When I think about all the reasons why I love being a business owner it really boils down to one main motivator: freedom (Being from New Hampshire where the state motto is "Live Free or Die" may play a big role in this).
For a lot of entrepreneurs the promise of being able to wake up when you want, work with whoever you want to work with, and travel as much as you want holds a massive appeal.
This concept is best seen in the rise of “digital nomads,” entrepreneurs that build businesses that can be run from anywhere in the world. Businesses built from a laptop and that only need a decent Internet connection in order to function properly.
But here’s the thing:
You should probably give up on your dream of becoming a digital nomad…unless you can get over these three problems.
Being a mentor and a coach to over 200 entrepreneurs has taught me that the majority of entrepreneurs lack the confidence to truly succeed with their business.
Now, I’m not talking about not believing in yourself or being afraid to ask for the sale (these are basic requirements for any kind of success). Here I’m talking about things like:
· Under-pricing services
· Giving discounts to land the sale
· Making too many financial sacrifices
· Undervaluing your knowledge
· Being too smart for your own good
The truth is that most of you reading suffer from being too intelligent. The more intelligent you are the more options you have, and the more likely you are to realise that starting your own business is what’s going to give you:
· The freedom to make money as you travel
· Give your family a better life
· Become hugely recognised in your field
· Reach huge levels of wealth
The problem arises when you assume that everyone else is as smart as you are! We’re the Honor’s Program misfits who are too smart for our own good. We go around assuming that everyone else is as intelligent and clued up and intuitive as we are, and we're so wrong!
If you’re already making sales then we need to realise that the knowledge we have is valuable to others. We need to realise that the results we get for our clients are hugely valuable. We need to start charging our worth.

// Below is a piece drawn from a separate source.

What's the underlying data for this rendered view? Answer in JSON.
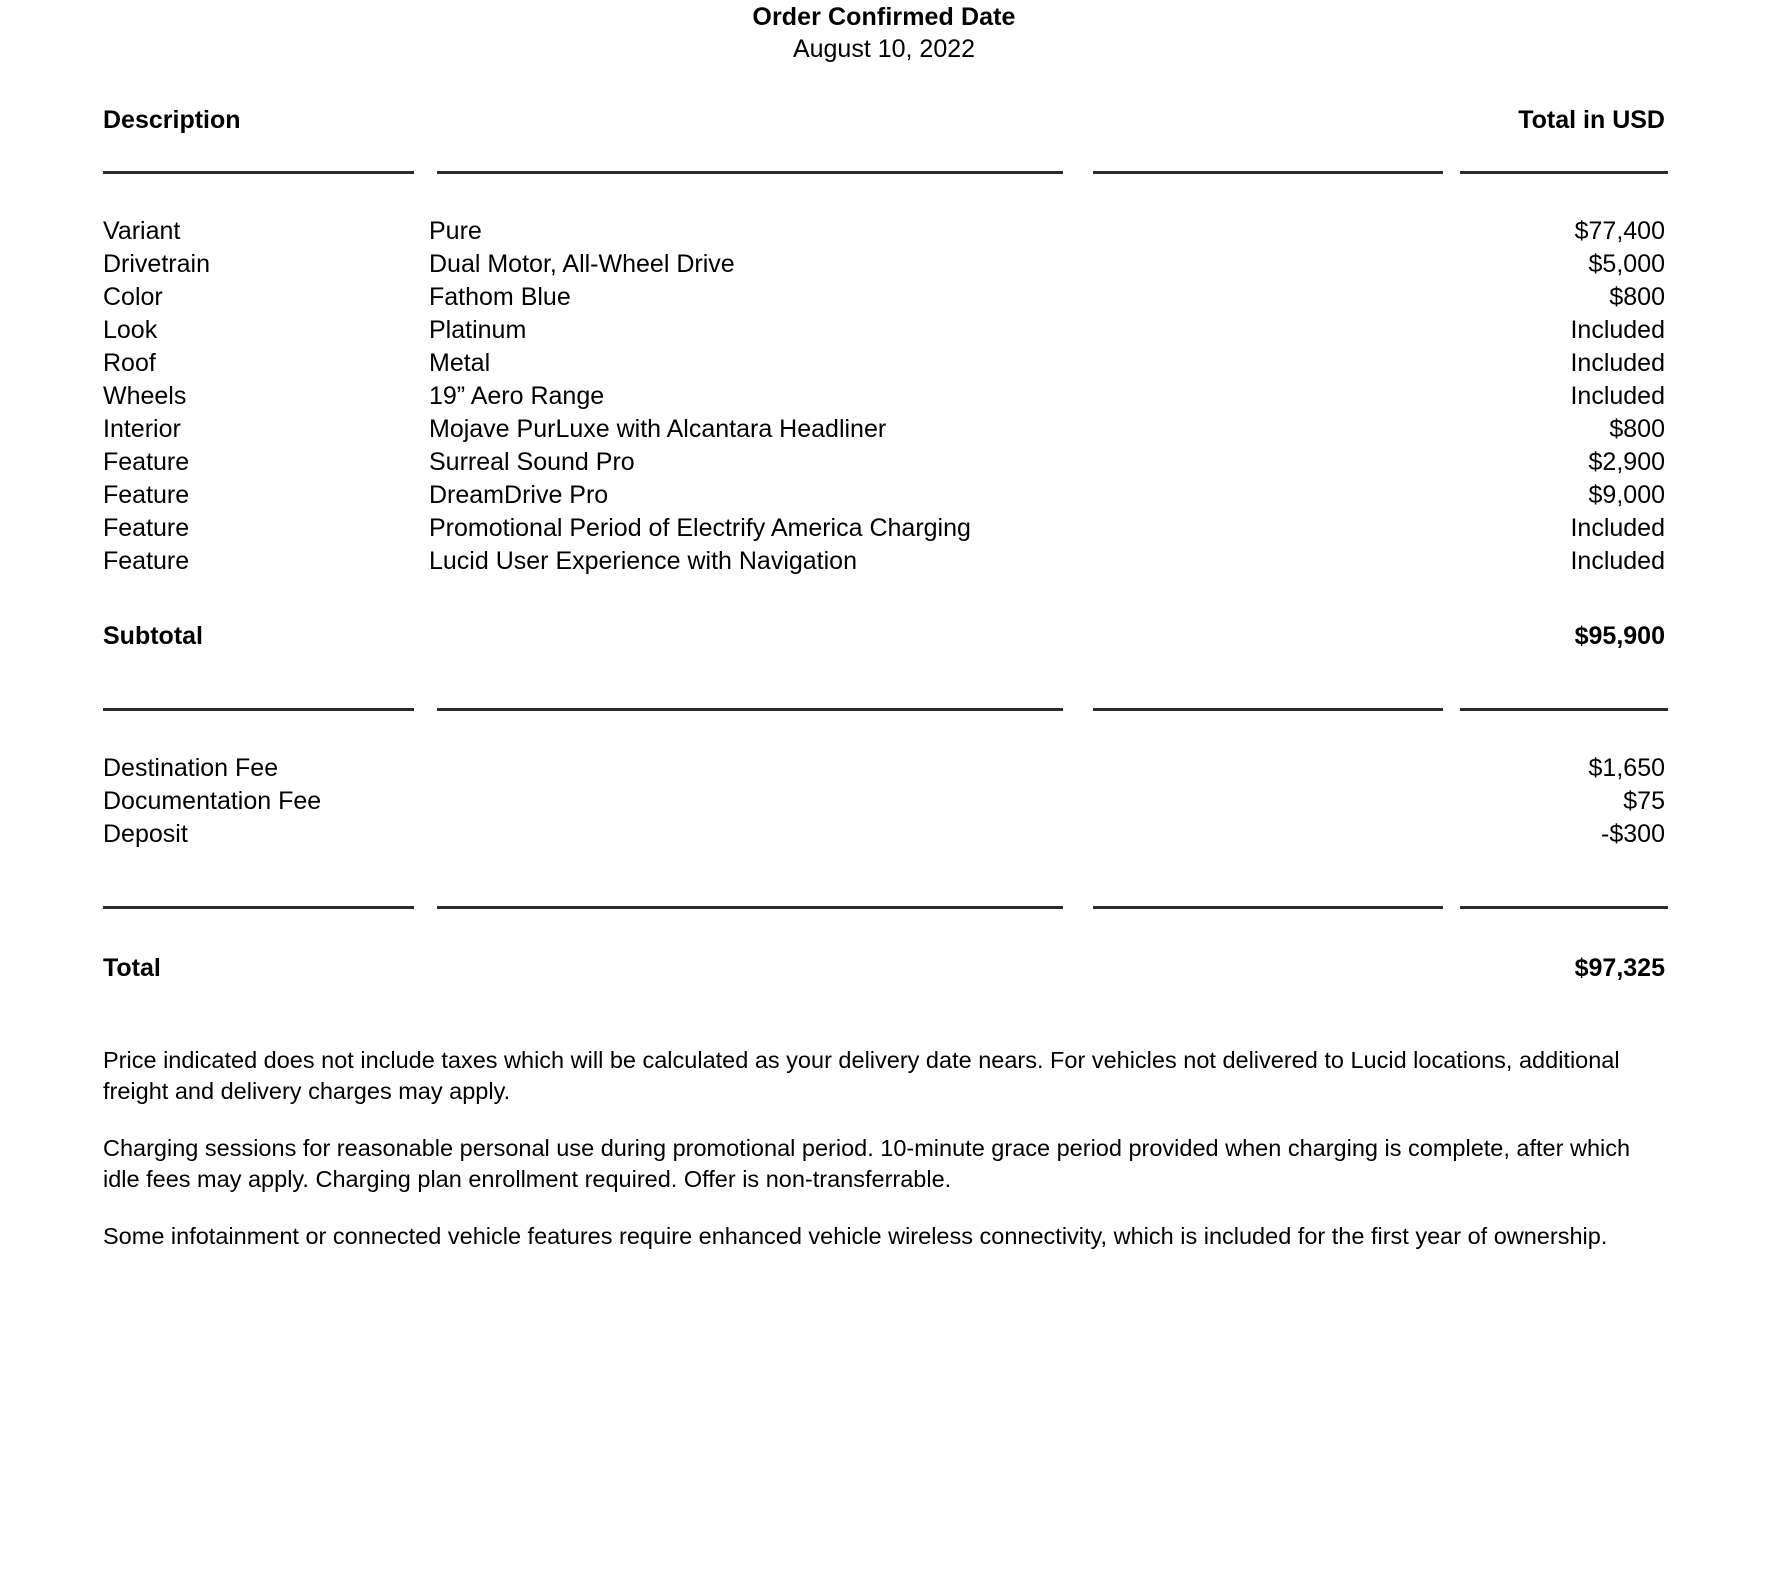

We need to give ourselves the credit, charge accordingly and hire a coach or mentor that’s going to help us make the pricing decisions that we currently don’t know how to make.
I recently went on holiday for a month and during the first week I was constantly checking my phone waiting for one of my team to call me with an emergency that I needed to handle…not a single call or text.

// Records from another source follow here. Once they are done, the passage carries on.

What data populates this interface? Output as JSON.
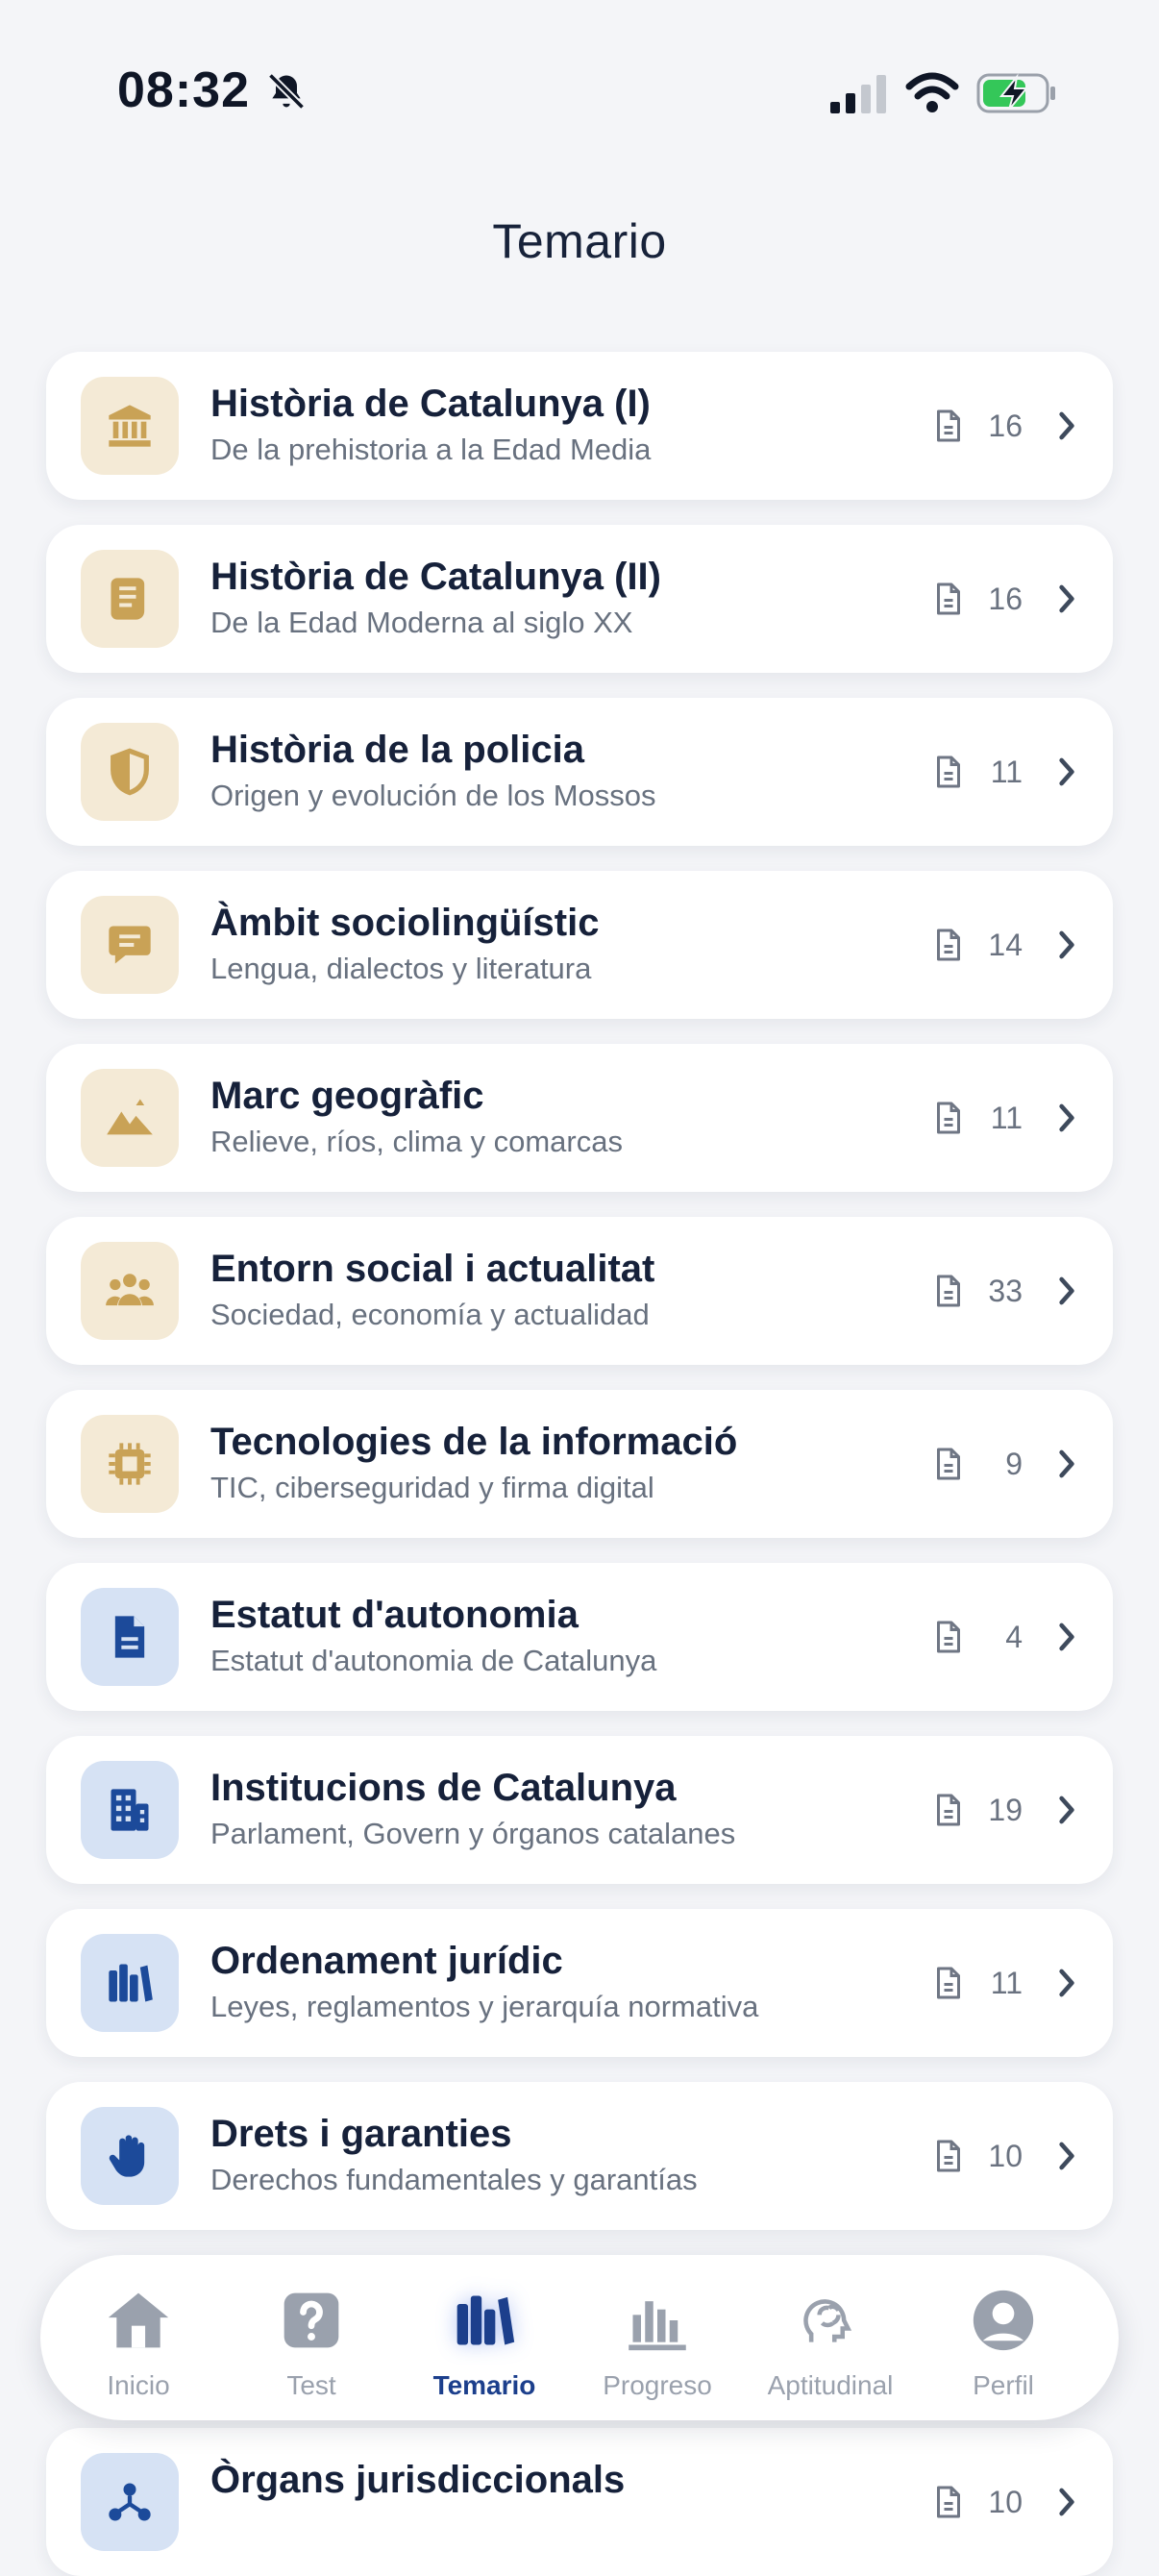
{
  "status_bar": {
    "time": "08:32"
  },
  "header": {
    "title": "Temario"
  },
  "topics": [
    {
      "title": "Història de Catalunya (I)",
      "subtitle": "De la prehistoria a la Edad Media",
      "count": "16",
      "icon": "bank-icon",
      "tone": "gold"
    },
    {
      "title": "Història de Catalunya (II)",
      "subtitle": "De la Edad Moderna al siglo XX",
      "count": "16",
      "icon": "scroll-icon",
      "tone": "gold"
    },
    {
      "title": "Història de la policia",
      "subtitle": "Origen y evolución de los Mossos",
      "count": "11",
      "icon": "shield-icon",
      "tone": "gold"
    },
    {
      "title": "Àmbit sociolingüístic",
      "subtitle": "Lengua, dialectos y literatura",
      "count": "14",
      "icon": "chat-bubble-icon",
      "tone": "gold"
    },
    {
      "title": "Marc geogràfic",
      "subtitle": "Relieve, ríos, clima y comarcas",
      "count": "11",
      "icon": "mountains-icon",
      "tone": "gold"
    },
    {
      "title": "Entorn social i actualitat",
      "subtitle": "Sociedad, economía y actualidad",
      "count": "33",
      "icon": "people-icon",
      "tone": "gold"
    },
    {
      "title": "Tecnologies de la informació",
      "subtitle": "TIC, ciberseguridad y firma digital",
      "count": "9",
      "icon": "chip-icon",
      "tone": "gold"
    },
    {
      "title": "Estatut d'autonomia",
      "subtitle": "Estatut d'autonomia de Catalunya",
      "count": "4",
      "icon": "document-icon",
      "tone": "blue"
    },
    {
      "title": "Institucions de Catalunya",
      "subtitle": "Parlament, Govern y órganos catalanes",
      "count": "19",
      "icon": "building-icon",
      "tone": "blue"
    },
    {
      "title": "Ordenament jurídic",
      "subtitle": "Leyes, reglamentos y jerarquía normativa",
      "count": "11",
      "icon": "books-icon",
      "tone": "blue"
    },
    {
      "title": "Drets i garanties",
      "subtitle": "Derechos fundamentales y garantías",
      "count": "10",
      "icon": "hand-icon",
      "tone": "blue"
    }
  ],
  "peek_topic": {
    "title": "Òrgans jurisdiccionals",
    "count": "10",
    "icon": "network-icon",
    "tone": "blue"
  },
  "tab_bar": {
    "tabs": [
      {
        "label": "Inicio",
        "icon": "home-icon"
      },
      {
        "label": "Test",
        "icon": "question-icon"
      },
      {
        "label": "Temario",
        "icon": "books-icon",
        "active": true
      },
      {
        "label": "Progreso",
        "icon": "bar-chart-icon"
      },
      {
        "label": "Aptitudinal",
        "icon": "brain-icon"
      },
      {
        "label": "Perfil",
        "icon": "user-icon"
      }
    ]
  },
  "colors": {
    "accent_gold": "#c9a256",
    "accent_blue": "#1c4a9a",
    "active_tab": "#1c3f8c"
  }
}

My business runs itself so well that I’m able to go away for a whole month and not have any issues or problems and a one of the main reasons for that is that I love making decisions.
To those of you that are running a business or thinking or starting a business: We've excelled at just about everything we've done, and it's great because we get recognition and respect. However, it also sucks because it comes with heaps of pressure to always win and be the best.

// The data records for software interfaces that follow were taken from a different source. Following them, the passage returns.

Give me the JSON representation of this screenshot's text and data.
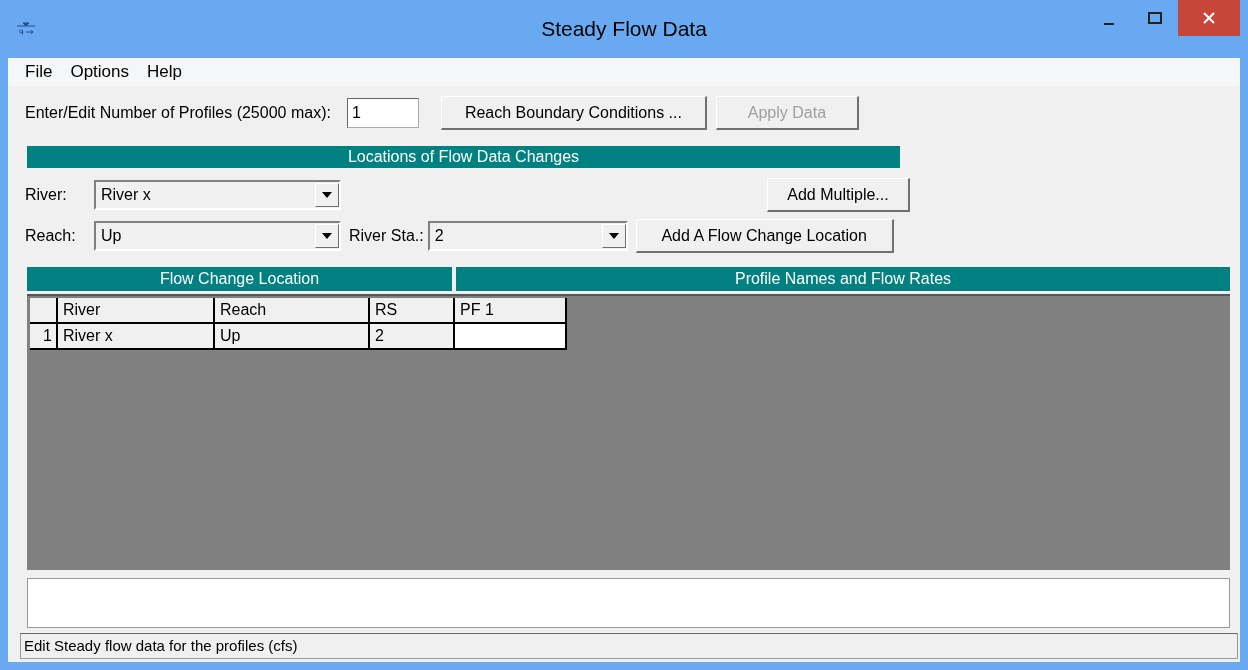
{
  "window": {
    "title": "Steady Flow Data"
  },
  "menu": [
    "File",
    "Options",
    "Help"
  ],
  "profiles": {
    "label": "Enter/Edit Number of Profiles (25000 max):",
    "value": "1"
  },
  "top_buttons": [
    {
      "label": "Reach Boundary Conditions ...",
      "disabled": false
    },
    {
      "label": "Apply Data",
      "disabled": true
    }
  ],
  "locations": {
    "title": "Locations of Flow Data Changes",
    "river": {
      "label": "River:",
      "value": "River x"
    },
    "reach": {
      "label": "Reach:",
      "value": "Up"
    },
    "river_sta": {
      "label": "River Sta.:",
      "value": "2"
    },
    "add_multiple": {
      "label": "Add Multiple...",
      "disabled": false
    },
    "add_location": {
      "label": "Add A Flow Change Location",
      "disabled": false
    }
  },
  "grid": {
    "left_title": "Flow Change Location",
    "right_title": "Profile Names and Flow Rates",
    "columns": [
      "River",
      "Reach",
      "RS",
      "PF 1"
    ],
    "rows": [
      {
        "number": "1",
        "cells": [
          "River x",
          "Up",
          "2",
          ""
        ]
      }
    ]
  },
  "status_bar": "Edit Steady flow data for the profiles (cfs)"
}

It's tough to put ourselves out there and risk failure or embarrassment or rejection, but it's part of the process.
Running a business requires us to run the risk of:
· Losing money
· Disappointing others
And as a result, the majority of people give up before they’ve even properly tried. Due to fear, when we make decisions it feelers “safer” to go with the easy choice over the hard or risky choice. The thing is that the easy choice will never bring us the same rewards as the hard or risky choice.
It was only once I got over the fear of losing money and embarrassing myself that I transformed my business into one that runs without my input and I can truly become a “digital nomad”. This fear can be crushed by, investing in:
· Other people
Once I did I was able to increase my business’s revenue by 59% in a single year and take more time off and start two more businesses!
Our intelligence and natural talent are a blessing, but also a hindrance to us because of the habits we've formed. Academically we didn't have to try as hard as our peers nor spend much time studying.
As adults wanting to achieve more in our careers, we have to fight the urge to take short-cuts, and it's frustrating when things don't come easy to us because they did in the past
Building a business that you can take with you all over the world requires a huge amount of focus and discipline. We have to create new habits when it comes to achieving the results we want.
The freedom of running your own business means that it comes down to us to grow our business and get more clients. It comes down to us to figure out how we can increase the profit margins for our product or service. It comes down to us to figure out who we want to invest in to help build our business.
And it’s so easy to not do all those tasks. If we’re not doing all those things then we should give up on our dreams of becoming a digital nomad.
With discipline, accountability and the right support network, you can succeed at remote work and be a successful digital nomad. It takes continuous effort to build something of value and three of the things you need to avoid are:
Remember: Proactive people succeed. Reactive people survive. Lazy people suffer.
The best investment that you can make in your remote work/digital nomad business is by working with someone that’s already done it.
If you’re looking to build a seven-figure business that runs itself from anywhere in the world and you don’t want to spend any money on advertising or marketing your business, send me a PM and we can look at how we can build your business with you. You can also find details from my upcoming workshop in the comments below.
Kristen is an award-winning global business owner, keynote speaker with a passion for travel and adventure. She is a a people-focused entrepreneur who built a business from scratch to help like-minded individuals. She is a visionary with a passion for helping others find their calling and achieve their full potential. Kristen launched her own media and recruitment advertising company in 2014 as a result of her vast experience and the understanding that she could help other Sales Directors grow in a similar way.